                            sensative to thermal noise. But fear not, there are several things you
                            can do...

                            Shoot teathered and take multiple photos. The bundled software that
                            came with your EOS allows you to control your camera from the computer.
                            From the computer you can set up a timer and have your camera take,
                            say, 1 exposure every 10 seconds. As an added bonus, you can also shoot
                            a time-lapse move.

                            Use a neutral density filter. Photographers of all sorts have been
                            using these for decades. Digitial cameras are not great for taking
                            multi-second images because of thermal noise. So a neutral density
                            filter will only get you so far.

                            Once you have many slower photos you can either select the best photo,
                            or you can stack the images using Photoshop or another tool. Pay
                            attention to the blending mode. I'd recommend you google image stacking
                            as there is a whole art and science behind that.

                            Acutally reducing your image noise...

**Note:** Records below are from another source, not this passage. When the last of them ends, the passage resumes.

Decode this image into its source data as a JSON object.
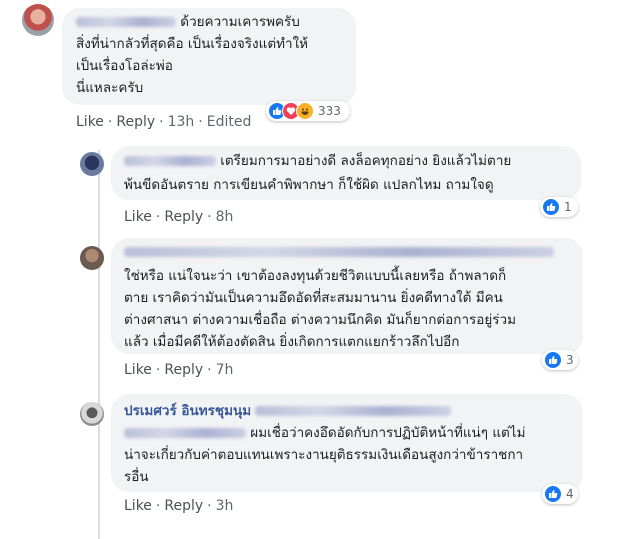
{
  "comments": [
    {
      "lines": [
        "ด้วยความเคารพครับ",
        "สิ่งที่น่ากลัวที่สุดคือ เป็นเรื่องจริงแต่ทำให้",
        "เป็นเรื่องโอล่ะพ่อ",
        "นี่แหละครับ"
      ],
      "reaction_count": "333",
      "actions": {
        "like": "Like",
        "reply": "Reply",
        "time": "13h",
        "edited": "Edited"
      }
    },
    {
      "lines": [
        "เตรียมการมาอย่างดี ลงล็อคทุกอย่าง ยิงแล้วไม่ตาย",
        "พ้นขีดอันตราย การเขียนคำพิพากษา ก็ใช้ผิด แปลกไหม ถามใจดู"
      ],
      "reaction_count": "1",
      "actions": {
        "like": "Like",
        "reply": "Reply",
        "time": "8h"
      }
    },
    {
      "lines": [
        "ใช่หรือ แน่ใจนะว่า เขาต้องลงทุนด้วยชีวิตแบบนี้เลยหรือ ถ้าพลาดก็",
        "ตาย เราคิดว่ามันเป็นความอึดอัดที่สะสมมานาน ยิ่งคดีทางใต้ มีคน",
        "ต่างศาสนา ต่างความเชื่อถือ ต่างความนึกคิด มันก็ยากต่อการอยู่ร่วม",
        "แล้ว เมื่อมีคดีให้ต้องตัดสิน ยิ่งเกิดการแตกแยกร้าวลึกไปอีก"
      ],
      "reaction_count": "3",
      "actions": {
        "like": "Like",
        "reply": "Reply",
        "time": "7h"
      }
    },
    {
      "author": "ปรเมศวร์ อินทรชุมนุม",
      "lines": [
        "ผมเชื่อว่าคงอึดอัดกับการปฏิบัติหน้าที่แน่ๆ แต่ไม่",
        "น่าจะเกี่ยวกับค่าตอบแทนเพราะงานยุติธรรมเงินเดือนสูงกว่าข้าราชกา",
        "รอื่น"
      ],
      "reaction_count": "4",
      "actions": {
        "like": "Like",
        "reply": "Reply",
        "time": "3h"
      }
    }
  ],
  "colors": {
    "bubble": "#f2f3f5",
    "link": "#385898",
    "like_blue": "#1877f2",
    "meta": "#606770"
  },
  "icons": [
    "avatar",
    "like-icon",
    "love-icon",
    "haha-icon"
  ]
}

                            First, if you want the best detail, if image noise is really is a
                            problem with your photos, then image blur will also be a problem.
                            Consider shooting with a very stable tripod on a very stable surface.
                            Nothing will piss you off more than putting much effort into noise
                            reduction only to see that your camera shook a little because the deck
                            your tripod was on wasn't 100% stable.

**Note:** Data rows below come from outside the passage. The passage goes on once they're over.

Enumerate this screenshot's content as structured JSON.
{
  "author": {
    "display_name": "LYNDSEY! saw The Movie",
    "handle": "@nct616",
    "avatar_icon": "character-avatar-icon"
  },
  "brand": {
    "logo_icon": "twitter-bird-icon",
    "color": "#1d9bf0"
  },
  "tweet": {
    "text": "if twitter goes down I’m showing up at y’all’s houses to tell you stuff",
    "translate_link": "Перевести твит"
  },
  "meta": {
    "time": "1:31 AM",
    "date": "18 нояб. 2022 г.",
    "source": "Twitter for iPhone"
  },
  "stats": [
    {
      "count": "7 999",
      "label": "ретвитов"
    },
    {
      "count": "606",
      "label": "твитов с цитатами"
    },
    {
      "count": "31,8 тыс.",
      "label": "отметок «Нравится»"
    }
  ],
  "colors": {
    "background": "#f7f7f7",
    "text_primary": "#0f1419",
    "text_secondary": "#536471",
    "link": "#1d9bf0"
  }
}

                            Second, enable long term photo noise reduction. It's a setting in your
                            camera.

                            Third, over expose in your camera then darken the image in photo shop.
                            The idea here is that in digital cameras noise appears in the lower
                            bits of a pixel. Take a few test over exposed images with your camera's
                            histogram enabled. This allows you to see how much you can over expose
                            before you blow you the hilites. After you download the image you
                            darken it, which has the effect of reducing the noise. Again, there is
                            a lot of art and science behind this trick. Search around
                            for "overexpose histogram noise" to learn more.

                            Fourth, blend multiple images. This also has the effect of reducing
                            noise. Again, this must be done carefully because it can also reduce
                            detail


                            --- In canondigicamhacking@yahoogroups.com, "bgebz" <bgebz@...> wrote:
                            >
                            > because i need to take really long exposure shots (Lightning and
                            such) and i need it as dark
                            > as possible, without much grain . but oh well, i guess it won't
                            happen. haha thanks though
                            >
                          Your message has been successfully submitted and would be delivered to recipients shortly.